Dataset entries

┌──

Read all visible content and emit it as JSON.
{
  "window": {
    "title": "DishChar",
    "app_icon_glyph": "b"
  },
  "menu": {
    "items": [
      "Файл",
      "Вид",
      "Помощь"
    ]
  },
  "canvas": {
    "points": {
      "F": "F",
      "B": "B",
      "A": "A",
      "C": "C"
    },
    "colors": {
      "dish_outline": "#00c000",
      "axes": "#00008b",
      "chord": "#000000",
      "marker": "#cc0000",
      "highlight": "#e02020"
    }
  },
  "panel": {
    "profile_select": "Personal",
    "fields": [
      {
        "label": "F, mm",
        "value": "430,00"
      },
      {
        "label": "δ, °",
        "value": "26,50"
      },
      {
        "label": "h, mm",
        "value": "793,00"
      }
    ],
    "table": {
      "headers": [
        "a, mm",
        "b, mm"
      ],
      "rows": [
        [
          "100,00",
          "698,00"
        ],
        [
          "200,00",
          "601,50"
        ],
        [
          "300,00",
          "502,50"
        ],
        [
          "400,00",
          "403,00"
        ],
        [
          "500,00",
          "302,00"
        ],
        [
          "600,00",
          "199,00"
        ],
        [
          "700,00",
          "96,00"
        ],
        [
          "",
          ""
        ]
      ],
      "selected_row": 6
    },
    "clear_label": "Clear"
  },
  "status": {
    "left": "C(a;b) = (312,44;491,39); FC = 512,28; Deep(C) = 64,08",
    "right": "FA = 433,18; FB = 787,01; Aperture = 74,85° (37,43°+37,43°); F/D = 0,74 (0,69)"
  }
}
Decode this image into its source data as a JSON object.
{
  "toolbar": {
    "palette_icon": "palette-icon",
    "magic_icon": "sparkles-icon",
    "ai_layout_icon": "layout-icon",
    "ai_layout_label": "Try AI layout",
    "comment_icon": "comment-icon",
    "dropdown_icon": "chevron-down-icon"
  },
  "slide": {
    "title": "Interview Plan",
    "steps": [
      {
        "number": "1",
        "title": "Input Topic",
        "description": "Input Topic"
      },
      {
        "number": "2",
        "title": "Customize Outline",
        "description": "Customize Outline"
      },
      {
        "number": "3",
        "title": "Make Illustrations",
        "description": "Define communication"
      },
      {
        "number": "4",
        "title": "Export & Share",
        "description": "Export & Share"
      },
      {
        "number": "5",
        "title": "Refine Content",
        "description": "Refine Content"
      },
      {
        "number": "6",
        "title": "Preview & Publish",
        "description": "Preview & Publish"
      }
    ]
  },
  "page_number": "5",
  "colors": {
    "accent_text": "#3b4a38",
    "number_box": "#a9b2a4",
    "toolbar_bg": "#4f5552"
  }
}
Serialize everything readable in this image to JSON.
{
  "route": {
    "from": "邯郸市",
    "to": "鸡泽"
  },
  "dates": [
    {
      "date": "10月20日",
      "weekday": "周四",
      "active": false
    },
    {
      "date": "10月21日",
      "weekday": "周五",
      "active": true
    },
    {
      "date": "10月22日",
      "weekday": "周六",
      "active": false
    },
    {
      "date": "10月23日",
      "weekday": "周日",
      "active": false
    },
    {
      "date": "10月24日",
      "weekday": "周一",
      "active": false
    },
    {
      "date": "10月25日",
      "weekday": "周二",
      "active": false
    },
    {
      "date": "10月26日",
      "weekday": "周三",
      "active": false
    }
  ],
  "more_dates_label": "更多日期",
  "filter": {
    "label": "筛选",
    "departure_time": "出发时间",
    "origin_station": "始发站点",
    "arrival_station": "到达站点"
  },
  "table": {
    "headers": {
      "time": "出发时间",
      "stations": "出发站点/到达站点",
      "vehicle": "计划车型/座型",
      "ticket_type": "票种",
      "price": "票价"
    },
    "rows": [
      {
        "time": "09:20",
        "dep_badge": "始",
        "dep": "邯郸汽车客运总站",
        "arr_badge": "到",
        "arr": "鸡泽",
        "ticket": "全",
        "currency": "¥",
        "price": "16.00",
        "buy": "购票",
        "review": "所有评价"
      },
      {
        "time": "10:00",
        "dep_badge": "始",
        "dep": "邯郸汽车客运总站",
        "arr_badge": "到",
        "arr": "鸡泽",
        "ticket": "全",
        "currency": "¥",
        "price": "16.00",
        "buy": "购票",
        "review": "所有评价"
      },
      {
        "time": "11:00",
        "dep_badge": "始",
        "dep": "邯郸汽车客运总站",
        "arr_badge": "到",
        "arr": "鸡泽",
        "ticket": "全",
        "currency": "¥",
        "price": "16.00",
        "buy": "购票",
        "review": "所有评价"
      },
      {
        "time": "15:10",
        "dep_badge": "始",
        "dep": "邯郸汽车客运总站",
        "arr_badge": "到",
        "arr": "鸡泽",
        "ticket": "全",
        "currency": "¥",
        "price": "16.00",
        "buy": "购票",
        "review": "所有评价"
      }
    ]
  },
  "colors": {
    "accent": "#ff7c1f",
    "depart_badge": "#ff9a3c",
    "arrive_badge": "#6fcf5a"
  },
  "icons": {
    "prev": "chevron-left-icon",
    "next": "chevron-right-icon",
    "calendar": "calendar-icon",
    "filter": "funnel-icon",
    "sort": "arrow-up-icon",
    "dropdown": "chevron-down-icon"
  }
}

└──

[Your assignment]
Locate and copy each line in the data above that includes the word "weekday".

[Answer for this exercise]
      "weekday": "周四",
      "weekday": "周五",
      "weekday": "周六",
      "weekday": "周日",
      "weekday": "周一",
      "weekday": "周二",
      "weekday": "周三",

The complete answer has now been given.